Washington, rest of West heating faster than rest of world, federal figures showReport shows strong actions needed now to combat climate change SEATTLE –The latest federal government figures show that Washington and other Western state’s residents are feeling nearly twice the global warming experienced by the rest of world, underlining the urgent need for strong state, regional and federal action to significantly reduce our global-warming emissions.For “Warming in the West,” the report released today by the Rocky Mountain Climate Organization (RMCO) and the Natural Resources Defense Council, RMCO analyzed new National Oceanic and Atmospheric Administration temperature data for 11 Western states. For the five-year period 2003-2007, the average regional temperature was 1.7 degrees Fahrenheit higher than the 20th-century average, compared to the overall global rise of 1 degree. Both Washington and Oregon saw temperatures 40 percent higher than the worldwide figure.The report is available here: www.nrdc.org/globalWarming/west/contents.asp.“We are seeing signs of the economic impacts throughout the West,” said study author Stephen Saunders of RMCO. “Since 2000 we have seen $2.7 billion in crop loss claims due to drought. Global warming is harming valuable commercial salmon fisheries, reducing hunting activity and revenues, and threatening shorter and less profitable seasons for ski resorts.”Glaciers in Washington state’s North Cascade Mountains, for example, have lost 20 to 40 percent of their volume since 1984, with five disappearing altogether. Snowpack is dwindling, with severe consequences predicted not just for recreation but for irrigation, power generation, transportation and human consumption, as well.“Our fishermen are seeing the impacts of global warming first hand on our fishery resources,” said Northwest Sportfishing Industry Association director Liz Hamilton. “Rivers are blown out due to flooding, extensive fish kills due to lethal high river temperatures, and there are growing concerns about rising ocean temperatures reducing ocean productivity.
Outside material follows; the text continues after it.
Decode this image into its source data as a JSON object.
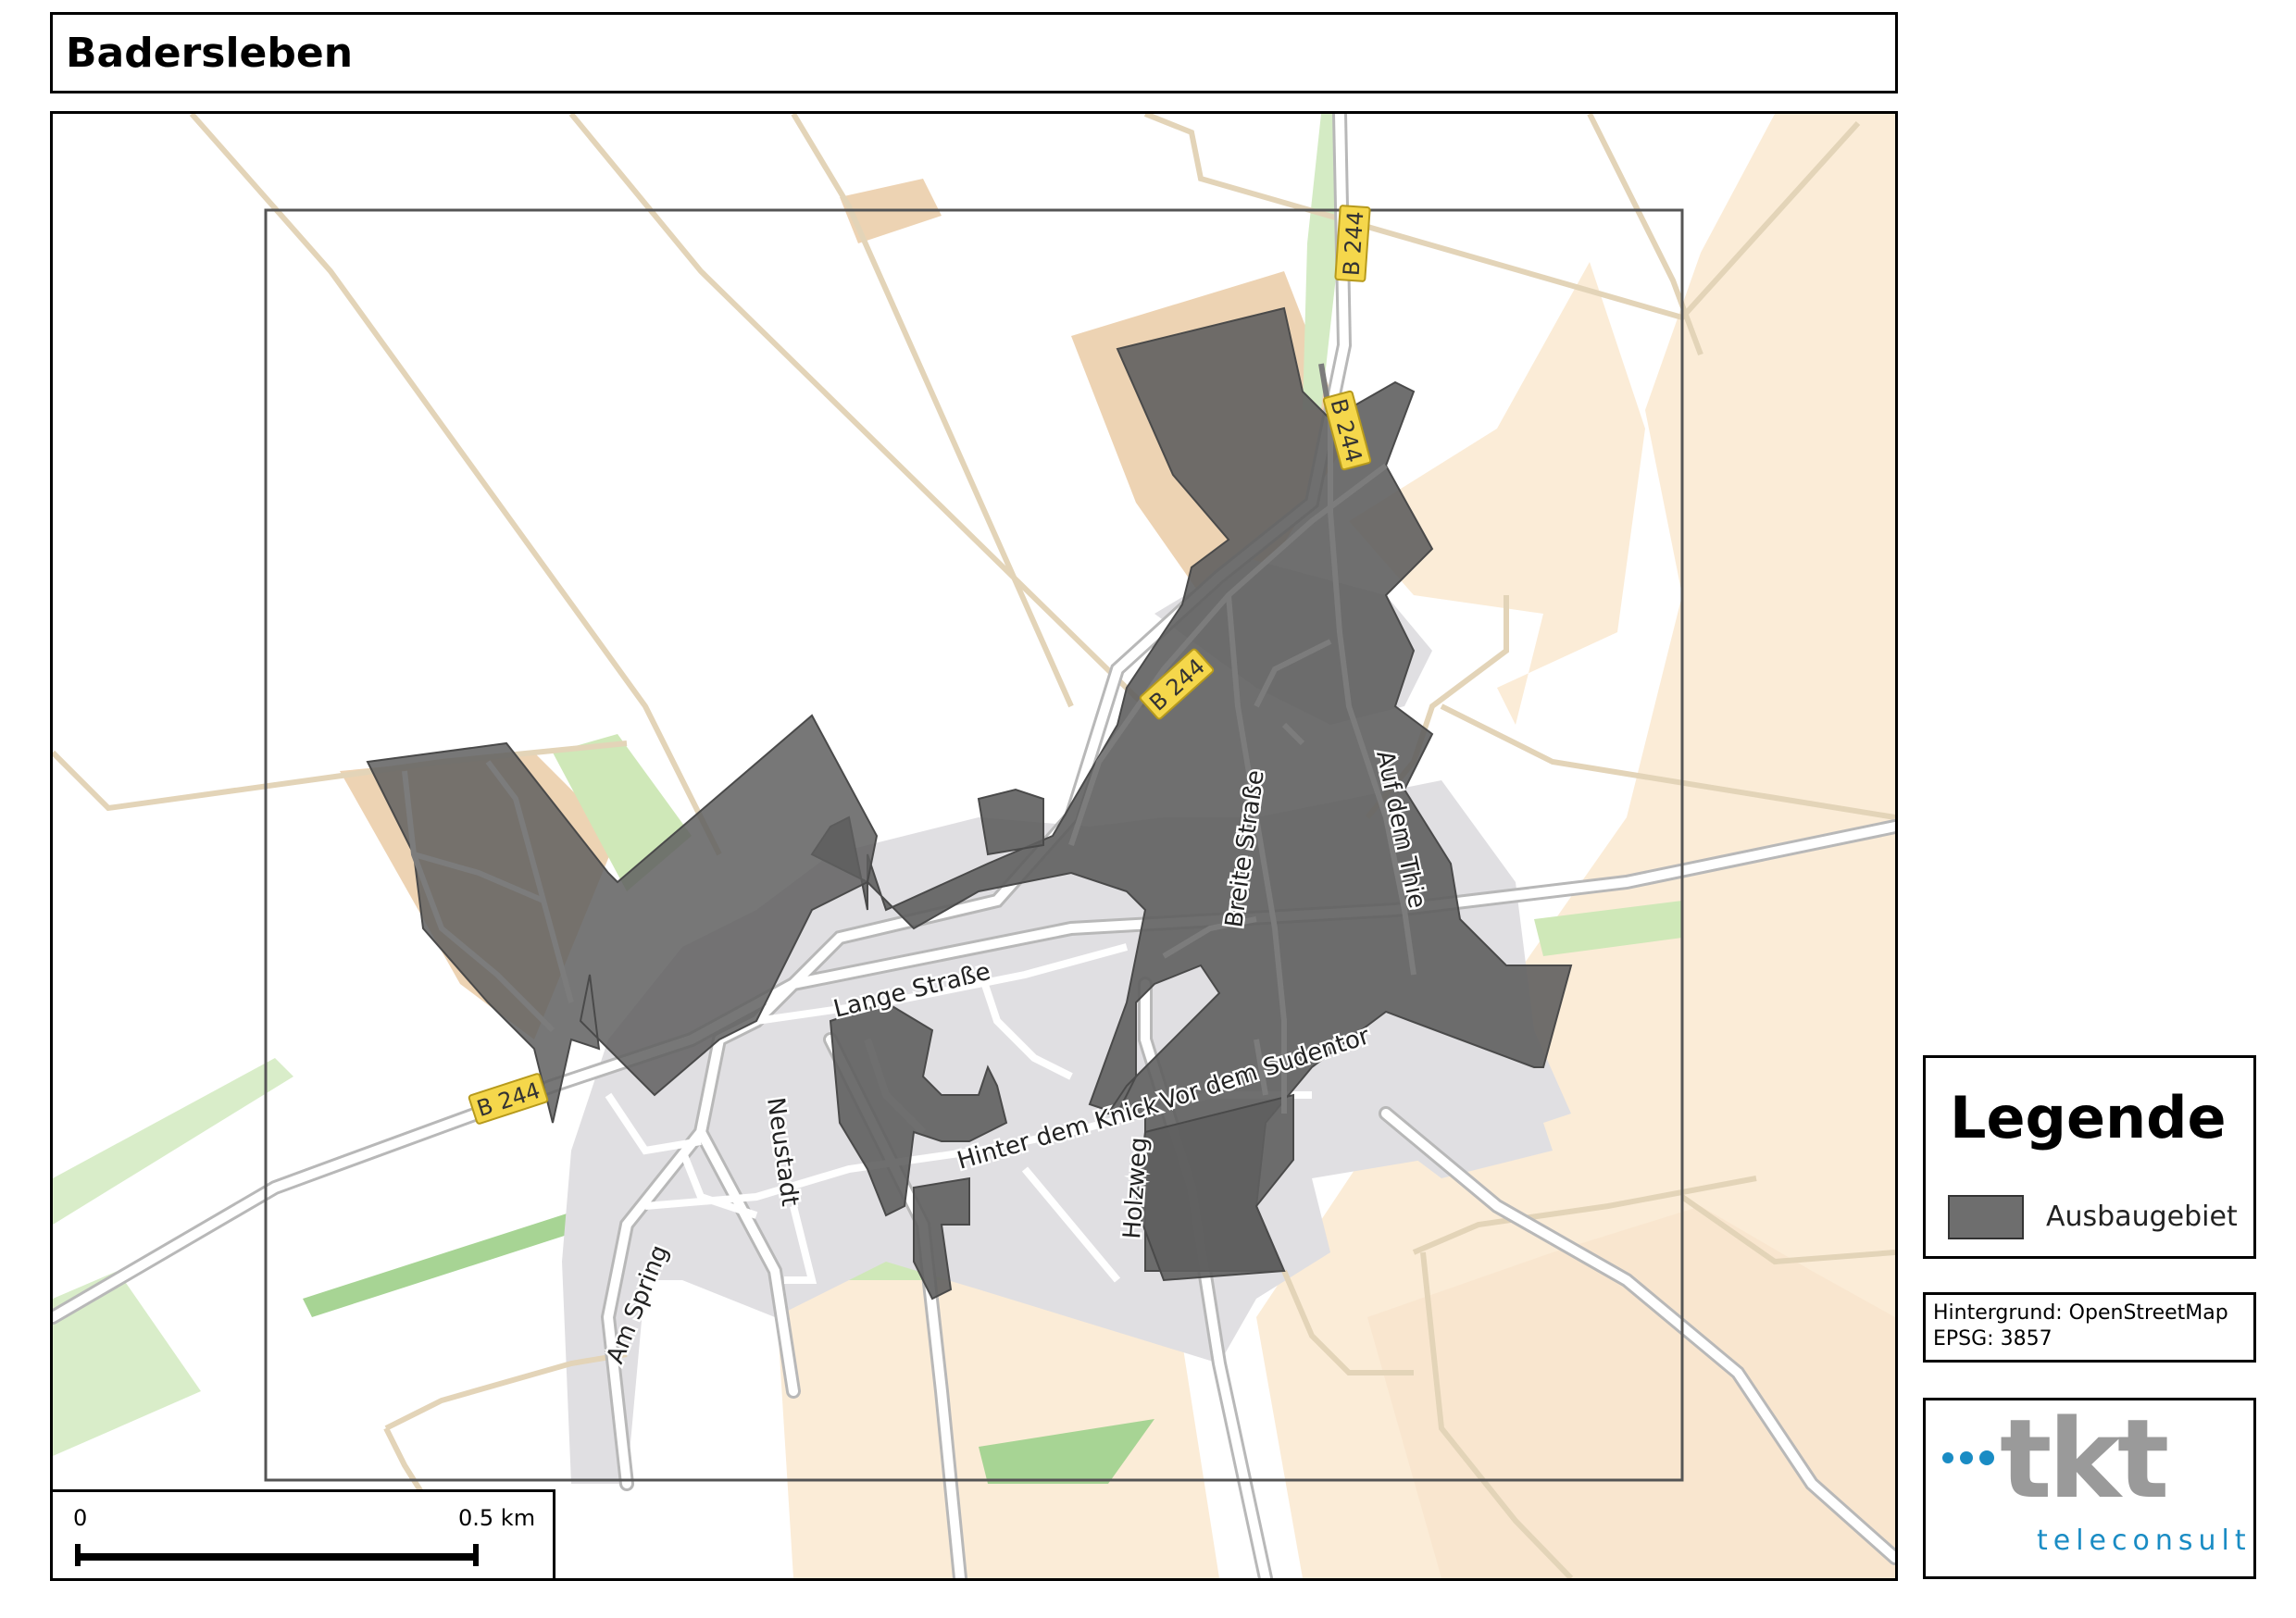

More than an ecological issue, this is an economic issue. Hunting, fishing and wildlife viewing contribute billions of dollars to Washington’s economy, supporting more than 40,000 jobs. We need bold, urgent action such as the Western Climate Initiative and the Climate Security Act.”“This report shows how ‘global’ warming packs a local and regional wallop,” said Climate Solutions’ Policy Director KC Golden. “We’ve got strong action under way at the local, state, regional and international levels. But there’s one critical piece missing: a national climate policy that commits America to real solutions, including science-based limits on global warming pollution and accelerated investment in building a low-carbon, clean energy economy with opportunity for all.” Climate change is a priority issue for Washington Gov. Chris Gregoire and for state conservation groups, who have celebrated passage of crucial climate bills in the last two legislative sessions. Gregoire joined the governors of Arizona, California, New Mexico, Utah, Montana and Oregon in the Western Climate Initiative, an agreement to reduce global-warming pollution through a market-based system, such as a cap-and-trade program. “I am proud that Washington is being a leader in combating global warming,” said National Wildlife Federation Western office director Doug Howell. “We urge Governor Gregoire to ensure the Western Climate Initiative meets science-based cuts in carbon; that pollution permits are auctioned to create revenue for public benefit; and that a portion of the funding helps our natural resources weather the impacts we can no longer avoid.”Meanwhile, leaders across the political and economic spectrum say more aggressive action is needed at the national level. The bipartisan Lieberman-Warner global-warming bill, “America’s Climate Security Act” (S. 2191), is the first piece of climate legislation ever passed out of a U.S. Senate committee. The full Senate is expected to vote on the bill by summer. “Warming of the West” finds the greatest temperature increase in the Colorado River Basin, which stretches from Wyoming to Mexico. There, the average temperature was 2.2 degrees higher in the 20th century.The basin is now in the throes of a record drought, shrinking water supplies for upwards of 30 million people in fast-growing Denver, Albuquerque, Las Vegas, Phoenix, Los Angeles and San Diego. Most of the Colorado River’s flow comes from melting mountain snow. Climate scientists predict even more and drier droughts in the future as hotter temperatures reduce the snowpack and increase evaporation.“We need strong leadership from Western senators to pass America’s Climate Security Act,” said the NRDC’s Theo Spencer. “The longer we wait to put a concrete cap on global warming pollution, the greater the threat to all Americans.”
The NRDC-RMCO report, “Warming in the West,” analyzed temperature data from Arizona, California, Colorado, Idaho, Montana, Nevada, New Mexico, Oregon, Utah, Washington and Wyoming. Again, the report is available online at www.nrdc.org/globalWarming/west/contents.asp. For more information on the report contact Craig Noble at (415) 875-6100 or by cell at (415) 601-8235.